### Action item
Could you copy every record exactly, leaving the pictures behind?

[Website and app data records]

Content starts

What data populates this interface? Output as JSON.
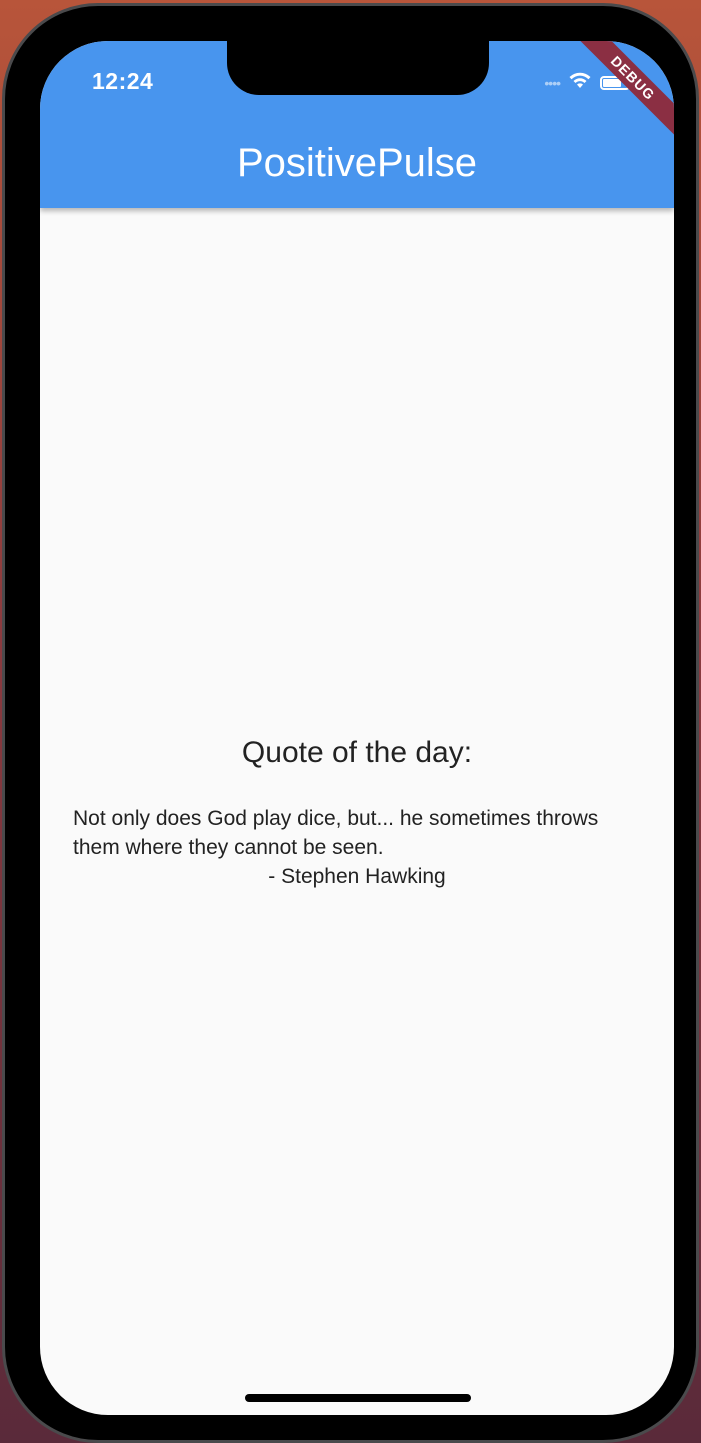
{
  "status_bar": {
    "time": "12:24",
    "signal_icon": "cellular-signal-icon",
    "wifi_icon": "wifi-icon",
    "battery_icon": "battery-icon"
  },
  "debug_banner": {
    "label": "DEBUG"
  },
  "app_bar": {
    "title": "PositivePulse"
  },
  "quote": {
    "heading": "Quote of the day:",
    "text": "Not only does God play dice, but... he sometimes throws them where they cannot be seen.",
    "author": "- Stephen Hawking"
  },
  "colors": {
    "app_bar": "#4895ee",
    "background": "#fafafa",
    "debug_banner": "#8b2f43"
  }
}
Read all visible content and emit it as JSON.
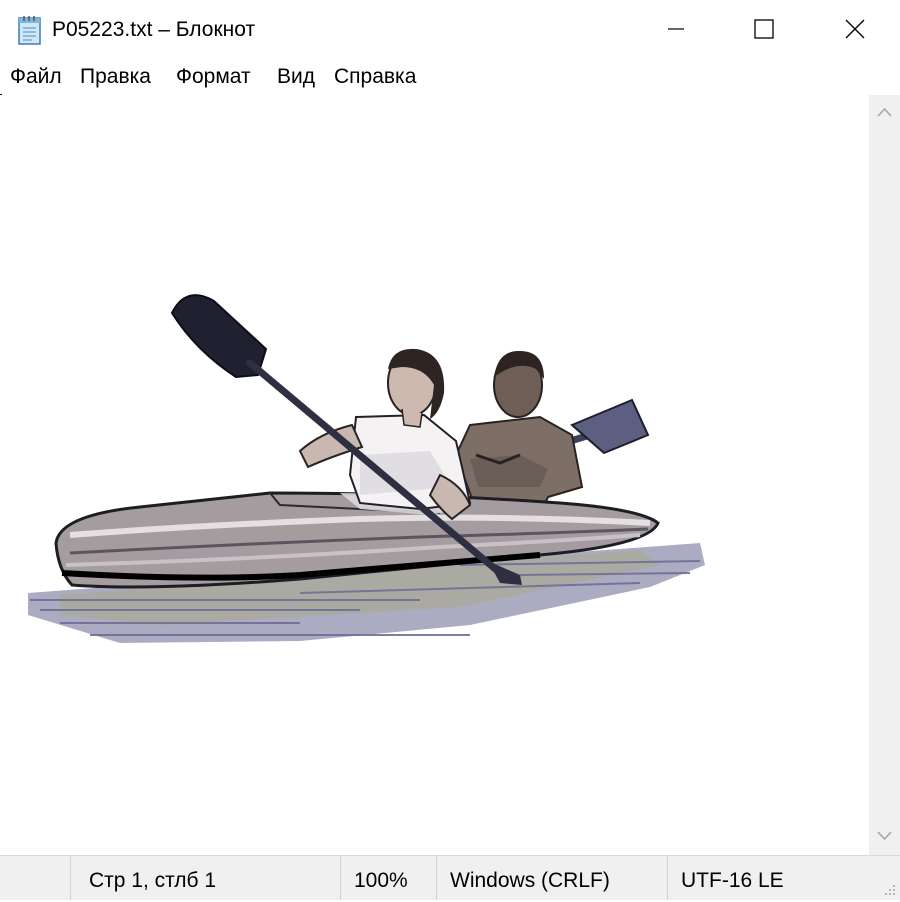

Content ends

### Written solution
What data populates this interface? Output as JSON.
{
  "status_bar": {
    "time": "12:24",
    "signal_icon": "cellular-signal-icon",
    "wifi_icon": "wifi-icon",
    "battery_icon": "battery-icon"
  },
  "debug_banner": {
    "label": "DEBUG"
  },
  "app_bar": {
    "title": "PositivePulse"
  },
  "quote": {
    "heading": "Quote of the day:",
    "text": "Not only does God play dice, but... he sometimes throws them where they cannot be seen.",
    "author": "- Stephen Hawking"
  },
  "colors": {
    "app_bar": "#4895ee",
    "background": "#fafafa",
    "debug_banner": "#8b2f43"
  }
}
Read all visible content and emit it as JSON.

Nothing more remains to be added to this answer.